>>>>
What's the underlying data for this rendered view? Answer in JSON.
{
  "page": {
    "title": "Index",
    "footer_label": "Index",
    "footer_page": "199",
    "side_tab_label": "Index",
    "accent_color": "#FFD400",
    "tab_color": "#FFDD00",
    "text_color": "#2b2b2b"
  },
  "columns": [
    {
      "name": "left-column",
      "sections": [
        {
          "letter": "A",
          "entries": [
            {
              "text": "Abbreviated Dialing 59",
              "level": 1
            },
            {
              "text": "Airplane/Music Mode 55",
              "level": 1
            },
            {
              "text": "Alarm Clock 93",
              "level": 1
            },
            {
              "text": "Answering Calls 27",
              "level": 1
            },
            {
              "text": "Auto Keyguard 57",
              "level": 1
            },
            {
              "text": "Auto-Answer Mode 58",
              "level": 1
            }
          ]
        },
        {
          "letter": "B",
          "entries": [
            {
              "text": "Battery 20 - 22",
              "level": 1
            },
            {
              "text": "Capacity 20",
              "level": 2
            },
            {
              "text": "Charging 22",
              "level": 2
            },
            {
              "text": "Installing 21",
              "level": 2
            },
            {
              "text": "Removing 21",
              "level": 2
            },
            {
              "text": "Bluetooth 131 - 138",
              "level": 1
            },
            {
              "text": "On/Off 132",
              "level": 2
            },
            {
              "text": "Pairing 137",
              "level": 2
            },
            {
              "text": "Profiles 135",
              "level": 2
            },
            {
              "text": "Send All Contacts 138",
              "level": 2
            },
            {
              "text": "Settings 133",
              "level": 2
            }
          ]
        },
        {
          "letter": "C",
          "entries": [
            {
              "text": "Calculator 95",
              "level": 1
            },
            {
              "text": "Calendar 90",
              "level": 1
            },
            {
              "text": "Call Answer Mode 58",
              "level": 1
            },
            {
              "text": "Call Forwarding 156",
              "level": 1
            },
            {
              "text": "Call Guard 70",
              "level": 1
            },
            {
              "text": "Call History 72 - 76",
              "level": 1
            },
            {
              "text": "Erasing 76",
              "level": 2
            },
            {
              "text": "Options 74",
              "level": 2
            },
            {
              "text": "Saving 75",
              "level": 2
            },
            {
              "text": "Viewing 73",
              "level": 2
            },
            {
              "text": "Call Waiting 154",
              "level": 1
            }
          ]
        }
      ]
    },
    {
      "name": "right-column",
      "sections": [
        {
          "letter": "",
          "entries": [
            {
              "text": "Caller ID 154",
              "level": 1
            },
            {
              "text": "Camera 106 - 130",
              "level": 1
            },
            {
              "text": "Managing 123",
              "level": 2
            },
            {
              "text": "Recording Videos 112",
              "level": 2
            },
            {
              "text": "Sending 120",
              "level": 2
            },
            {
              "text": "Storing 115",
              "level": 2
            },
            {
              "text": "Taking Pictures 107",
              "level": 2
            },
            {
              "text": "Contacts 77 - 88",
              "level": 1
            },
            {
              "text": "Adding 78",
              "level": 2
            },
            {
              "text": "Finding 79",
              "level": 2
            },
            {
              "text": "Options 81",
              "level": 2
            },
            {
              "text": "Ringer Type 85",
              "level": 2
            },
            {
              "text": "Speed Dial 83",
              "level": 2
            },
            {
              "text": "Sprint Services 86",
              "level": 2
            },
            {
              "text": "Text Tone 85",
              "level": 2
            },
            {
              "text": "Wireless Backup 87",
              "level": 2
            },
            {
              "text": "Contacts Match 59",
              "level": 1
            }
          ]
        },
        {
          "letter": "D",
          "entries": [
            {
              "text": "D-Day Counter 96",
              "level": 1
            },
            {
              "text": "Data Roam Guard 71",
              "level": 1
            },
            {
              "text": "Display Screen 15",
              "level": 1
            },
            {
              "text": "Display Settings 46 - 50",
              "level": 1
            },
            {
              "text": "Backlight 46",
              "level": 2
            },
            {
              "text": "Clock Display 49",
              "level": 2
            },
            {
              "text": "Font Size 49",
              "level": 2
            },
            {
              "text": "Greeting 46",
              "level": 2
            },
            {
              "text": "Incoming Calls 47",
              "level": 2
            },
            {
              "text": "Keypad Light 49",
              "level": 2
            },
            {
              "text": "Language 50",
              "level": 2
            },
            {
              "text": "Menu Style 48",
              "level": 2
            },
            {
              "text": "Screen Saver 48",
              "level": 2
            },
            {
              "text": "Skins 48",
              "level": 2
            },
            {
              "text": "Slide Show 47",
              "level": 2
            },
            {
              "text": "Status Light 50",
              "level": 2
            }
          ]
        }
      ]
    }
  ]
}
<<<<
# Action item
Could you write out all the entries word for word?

# Task response
What's the underlying data for this rendered view? Answer in JSON.
{
  "page": {
    "title": "Index",
    "footer_label": "Index",
    "footer_page": "199",
    "side_tab_label": "Index",
    "accent_color": "#FFD400",
    "tab_color": "#FFDD00",
    "text_color": "#2b2b2b"
  },
  "columns": [
    {
      "name": "left-column",
      "sections": [
        {
          "letter": "A",
          "entries": [
            {
              "text": "Abbreviated Dialing 59",
              "level": 1
            },
            {
              "text": "Airplane/Music Mode 55",
              "level": 1
            },
            {
              "text": "Alarm Clock 93",
              "level": 1
            },
            {
              "text": "Answering Calls 27",
              "level": 1
            },
            {
              "text": "Auto Keyguard 57",
              "level": 1
            },
            {
              "text": "Auto-Answer Mode 58",
              "level": 1
            }
          ]
        },
        {
          "letter": "B",
          "entries": [
            {
              "text": "Battery 20 - 22",
              "level": 1
            },
            {
              "text": "Capacity 20",
              "level": 2
            },
            {
              "text": "Charging 22",
              "level": 2
            },
            {
              "text": "Installing 21",
              "level": 2
            },
            {
              "text": "Removing 21",
              "level": 2
            },
            {
              "text": "Bluetooth 131 - 138",
              "level": 1
            },
            {
              "text": "On/Off 132",
              "level": 2
            },
            {
              "text": "Pairing 137",
              "level": 2
            },
            {
              "text": "Profiles 135",
              "level": 2
            },
            {
              "text": "Send All Contacts 138",
              "level": 2
            },
            {
              "text": "Settings 133",
              "level": 2
            }
          ]
        },
        {
          "letter": "C",
          "entries": [
            {
              "text": "Calculator 95",
              "level": 1
            },
            {
              "text": "Calendar 90",
              "level": 1
            },
            {
              "text": "Call Answer Mode 58",
              "level": 1
            },
            {
              "text": "Call Forwarding 156",
              "level": 1
            },
            {
              "text": "Call Guard 70",
              "level": 1
            },
            {
              "text": "Call History 72 - 76",
              "level": 1
            },
            {
              "text": "Erasing 76",
              "level": 2
            },
            {
              "text": "Options 74",
              "level": 2
            },
            {
              "text": "Saving 75",
              "level": 2
            },
            {
              "text": "Viewing 73",
              "level": 2
            },
            {
              "text": "Call Waiting 154",
              "level": 1
            }
          ]
        }
      ]
    },
    {
      "name": "right-column",
      "sections": [
        {
          "letter": "",
          "entries": [
            {
              "text": "Caller ID 154",
              "level": 1
            },
            {
              "text": "Camera 106 - 130",
              "level": 1
            },
            {
              "text": "Managing 123",
              "level": 2
            },
            {
              "text": "Recording Videos 112",
              "level": 2
            },
            {
              "text": "Sending 120",
              "level": 2
            },
            {
              "text": "Storing 115",
              "level": 2
            },
            {
              "text": "Taking Pictures 107",
              "level": 2
            },
            {
              "text": "Contacts 77 - 88",
              "level": 1
            },
            {
              "text": "Adding 78",
              "level": 2
            },
            {
              "text": "Finding 79",
              "level": 2
            },
            {
              "text": "Options 81",
              "level": 2
            },
            {
              "text": "Ringer Type 85",
              "level": 2
            },
            {
              "text": "Speed Dial 83",
              "level": 2
            },
            {
              "text": "Sprint Services 86",
              "level": 2
            },
            {
              "text": "Text Tone 85",
              "level": 2
            },
            {
              "text": "Wireless Backup 87",
              "level": 2
            },
            {
              "text": "Contacts Match 59",
              "level": 1
            }
          ]
        },
        {
          "letter": "D",
          "entries": [
            {
              "text": "D-Day Counter 96",
              "level": 1
            },
            {
              "text": "Data Roam Guard 71",
              "level": 1
            },
            {
              "text": "Display Screen 15",
              "level": 1
            },
            {
              "text": "Display Settings 46 - 50",
              "level": 1
            },
            {
              "text": "Backlight 46",
              "level": 2
            },
            {
              "text": "Clock Display 49",
              "level": 2
            },
            {
              "text": "Font Size 49",
              "level": 2
            },
            {
              "text": "Greeting 46",
              "level": 2
            },
            {
              "text": "Incoming Calls 47",
              "level": 2
            },
            {
              "text": "Keypad Light 49",
              "level": 2
            },
            {
              "text": "Language 50",
              "level": 2
            },
            {
              "text": "Menu Style 48",
              "level": 2
            },
            {
              "text": "Screen Saver 48",
              "level": 2
            },
            {
              "text": "Skins 48",
              "level": 2
            },
            {
              "text": "Slide Show 47",
              "level": 2
            },
            {
              "text": "Status Light 50",
              "level": 2
            }
          ]
        }
      ]
    }
  ]
}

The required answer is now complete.